= Requirement =
Go through the entries below line by line and count those containing "glyph"; the answer is that count alone.

Entries from a dataset of interfaces:

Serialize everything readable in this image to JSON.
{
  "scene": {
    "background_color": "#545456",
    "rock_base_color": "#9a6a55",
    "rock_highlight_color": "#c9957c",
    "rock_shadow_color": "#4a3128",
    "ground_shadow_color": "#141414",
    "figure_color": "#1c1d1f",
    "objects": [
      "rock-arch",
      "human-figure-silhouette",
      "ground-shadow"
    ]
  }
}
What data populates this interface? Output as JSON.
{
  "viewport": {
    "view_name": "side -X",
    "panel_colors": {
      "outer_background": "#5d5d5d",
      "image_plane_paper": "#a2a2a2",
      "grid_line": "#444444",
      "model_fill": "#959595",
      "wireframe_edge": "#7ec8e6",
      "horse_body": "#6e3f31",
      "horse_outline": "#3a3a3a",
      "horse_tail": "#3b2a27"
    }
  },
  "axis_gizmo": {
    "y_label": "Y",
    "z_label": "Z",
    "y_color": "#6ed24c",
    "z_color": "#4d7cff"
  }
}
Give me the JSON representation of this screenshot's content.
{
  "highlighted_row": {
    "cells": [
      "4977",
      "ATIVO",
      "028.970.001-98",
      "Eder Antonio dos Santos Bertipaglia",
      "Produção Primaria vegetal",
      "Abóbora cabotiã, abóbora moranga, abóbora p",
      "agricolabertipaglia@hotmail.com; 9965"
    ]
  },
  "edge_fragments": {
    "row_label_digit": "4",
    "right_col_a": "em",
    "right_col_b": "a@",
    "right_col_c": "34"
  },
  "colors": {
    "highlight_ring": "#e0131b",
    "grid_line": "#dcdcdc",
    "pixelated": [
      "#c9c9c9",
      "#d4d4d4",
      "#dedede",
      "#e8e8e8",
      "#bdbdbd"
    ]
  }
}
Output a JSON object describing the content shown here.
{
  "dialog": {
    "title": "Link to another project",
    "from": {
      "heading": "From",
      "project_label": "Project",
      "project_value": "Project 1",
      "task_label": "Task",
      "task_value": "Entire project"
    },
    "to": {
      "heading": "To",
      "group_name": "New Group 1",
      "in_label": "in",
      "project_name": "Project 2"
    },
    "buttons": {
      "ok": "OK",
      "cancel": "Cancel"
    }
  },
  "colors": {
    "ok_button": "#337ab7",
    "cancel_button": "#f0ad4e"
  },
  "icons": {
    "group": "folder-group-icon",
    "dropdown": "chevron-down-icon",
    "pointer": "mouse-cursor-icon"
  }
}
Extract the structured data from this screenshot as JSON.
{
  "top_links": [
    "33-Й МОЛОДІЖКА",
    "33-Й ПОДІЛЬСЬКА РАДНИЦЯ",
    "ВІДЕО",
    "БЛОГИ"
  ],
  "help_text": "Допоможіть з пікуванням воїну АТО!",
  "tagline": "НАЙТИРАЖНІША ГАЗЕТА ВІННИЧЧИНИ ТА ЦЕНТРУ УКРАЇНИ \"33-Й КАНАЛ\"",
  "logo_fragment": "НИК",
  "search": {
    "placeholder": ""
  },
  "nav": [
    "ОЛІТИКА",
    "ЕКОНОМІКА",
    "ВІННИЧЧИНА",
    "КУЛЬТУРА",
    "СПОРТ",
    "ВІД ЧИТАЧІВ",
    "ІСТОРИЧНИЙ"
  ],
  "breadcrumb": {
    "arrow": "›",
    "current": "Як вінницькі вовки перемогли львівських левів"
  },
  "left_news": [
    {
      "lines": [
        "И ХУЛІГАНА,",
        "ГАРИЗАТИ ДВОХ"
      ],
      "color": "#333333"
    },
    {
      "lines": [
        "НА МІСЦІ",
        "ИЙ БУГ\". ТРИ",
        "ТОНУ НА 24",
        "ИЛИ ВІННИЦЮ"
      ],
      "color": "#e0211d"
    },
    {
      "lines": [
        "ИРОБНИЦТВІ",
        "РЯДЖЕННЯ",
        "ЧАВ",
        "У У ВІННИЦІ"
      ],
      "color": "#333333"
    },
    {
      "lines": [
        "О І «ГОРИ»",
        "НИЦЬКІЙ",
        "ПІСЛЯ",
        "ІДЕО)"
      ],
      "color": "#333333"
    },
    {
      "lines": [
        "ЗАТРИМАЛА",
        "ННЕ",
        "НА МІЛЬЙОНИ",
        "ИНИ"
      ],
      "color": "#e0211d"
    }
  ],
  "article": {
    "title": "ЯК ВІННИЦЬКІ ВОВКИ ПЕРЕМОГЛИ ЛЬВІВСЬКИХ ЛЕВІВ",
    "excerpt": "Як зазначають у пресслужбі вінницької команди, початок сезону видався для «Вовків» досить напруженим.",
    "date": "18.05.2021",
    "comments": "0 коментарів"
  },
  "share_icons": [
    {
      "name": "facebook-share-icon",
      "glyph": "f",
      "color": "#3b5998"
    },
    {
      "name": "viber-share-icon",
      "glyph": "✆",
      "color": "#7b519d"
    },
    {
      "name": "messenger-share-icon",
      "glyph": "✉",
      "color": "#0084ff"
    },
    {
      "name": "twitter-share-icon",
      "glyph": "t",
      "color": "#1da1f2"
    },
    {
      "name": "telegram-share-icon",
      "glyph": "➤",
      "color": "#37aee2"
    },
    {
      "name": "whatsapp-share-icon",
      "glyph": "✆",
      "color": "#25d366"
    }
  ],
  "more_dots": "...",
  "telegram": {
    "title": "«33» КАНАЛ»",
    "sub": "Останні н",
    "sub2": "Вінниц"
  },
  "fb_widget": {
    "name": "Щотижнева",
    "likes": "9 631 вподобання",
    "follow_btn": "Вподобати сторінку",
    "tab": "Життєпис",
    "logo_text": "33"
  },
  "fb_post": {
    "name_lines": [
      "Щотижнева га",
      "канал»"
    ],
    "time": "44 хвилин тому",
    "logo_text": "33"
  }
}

= Solution for this exercise =
6